What if... Not Thirsty?

The game fundamentally assumes that the characters crave connection, but that connection doesn’t need to be sexual or romantic. The Entice move can relate to any kind of physical or emotional desire, and you can tweak it for a different focus on community connection instead of their physical or romantic desires. Using this variant can be a non-romantic way to explore community connection, chosen family, and close friendship in the face of obstacles posed by the characters’ own emotional conflict and by the outside world.


When you appeal to someone’s desire for emotional or social connection, roll +Heart:

  • 10+: Gain a String on them and they choose 1
  • 7–9: Gain a String on them, unless they decide to choose 1
    • Introduce you to a new potential friend
    • Invite you to a social event
    • Proclaim their interest in being friends with you

What if... Not Swords?

If you’re playing Thirsty Sword Lesbians, there’s a chance you enjoy stories about sword-toting queers. But why swords?

In short, the swords are there to invite the characters into intimate, heart-pounding conflict, but they’re also there as a bridge to the genres and historical moments where swords are present but queers have been erased or sidelined.

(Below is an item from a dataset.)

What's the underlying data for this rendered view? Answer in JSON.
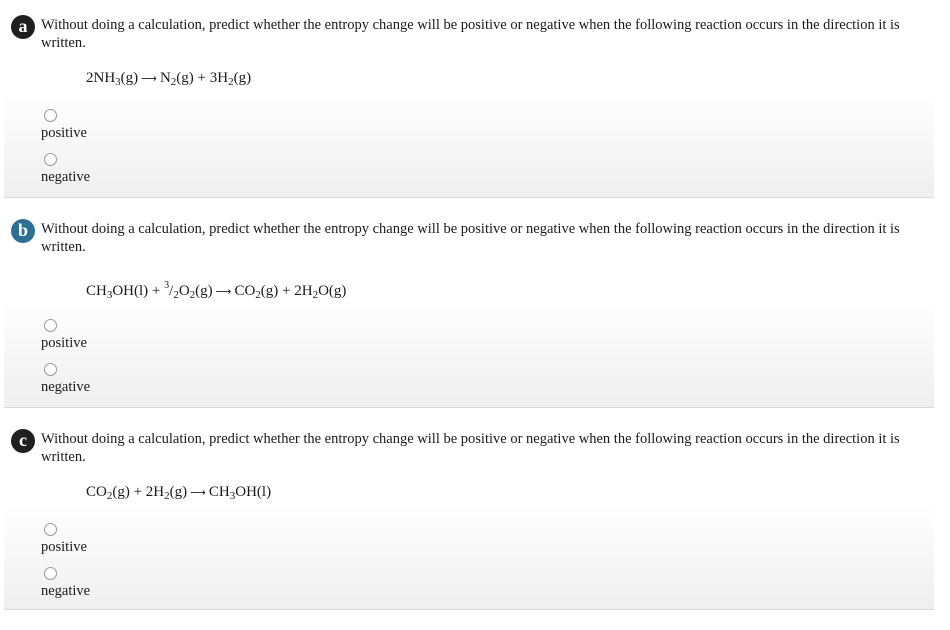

But what if you don’t want swords? It’s simple enough to swap out a different hand-to-hand combat option. Your campaign or your character can use a labrys, the double-bladed axe that became a lesbian icon in the late 20th century. You can use different styles of unarmed combat or even grapple using telepathic self-projections. These variants don’t require any alterations to the rules beyond the cosmetic, though of course they can be combined with rules modifications to highlight what’s unique about the premise. In general, you should be able to translate the Aesthetics options in each playbook readily to these variants, applying the adjective to a different weapon or fighting style.

It’s also possible to replace the swords with mecha, starships, or guns, but it requires some thought. How do you make it intimate? It certainly helps if everyone at least has a communication channel to taunt and tease and flirt, but the more distant the combatants, the harder it is. That’s not to say that thirsty mecha lesbians can’t find themselves cockpit-to-cockpit or be pleasantly surprised at how sensitive the haptic feedback systems are in their suits—it just takes a bit of forethought at the worldbuilding stage.

The conflict doesn’t have to be physically violent, though; you can use any kind of conflict that’s adrenaline-inducing and close-quarters. Here are a few ideas to get your juices flowing:

  • Queen Takes Queen: When you need to defeat dragons, Death herself, and the champions of your rival academy, there’s only one weapon you can count on: a mean game of chess.

  • Debauched Debate Dykes: You take debate personally. When you get into it, your heart is on the line. Is this a debate club, the political trail, or a courtroom? How far will you go to win? Do you even believe what you’re fighting for? Why is your opponent so damned cute?

  • Nailed It: On the Flavor Planet, skilled teams of chefs hold great influence. To sway the ruling Gourmands, though, you’ll have to work your way up. If you can’t take the heat, get out of the kitchen.

  • Roller Derby ( already gay enough without a clever title): The competition is fierce and your flush isn’t just from exertion. When the championship is on the line, the melodrama behind the scenes is at least as important as the showdown in the arena.

  • Love All: In tennis, when no one has any points, that’s called “Love All.” But that doesn’t mean thirsty tennis lesbians aren’t looking to score...

What If... Not Lesbians?

I’ll let you in on a secret: you don’t have to play a lesbian. The game plays with themes that are common for all sorts of people who are marginalized on the basis of gender and sexuality, as well as feelings that go beyond the queer experience. If you want to play thirsty sword cishets, I’m not going to stop you—just don’t be surprised if the game turns them queer.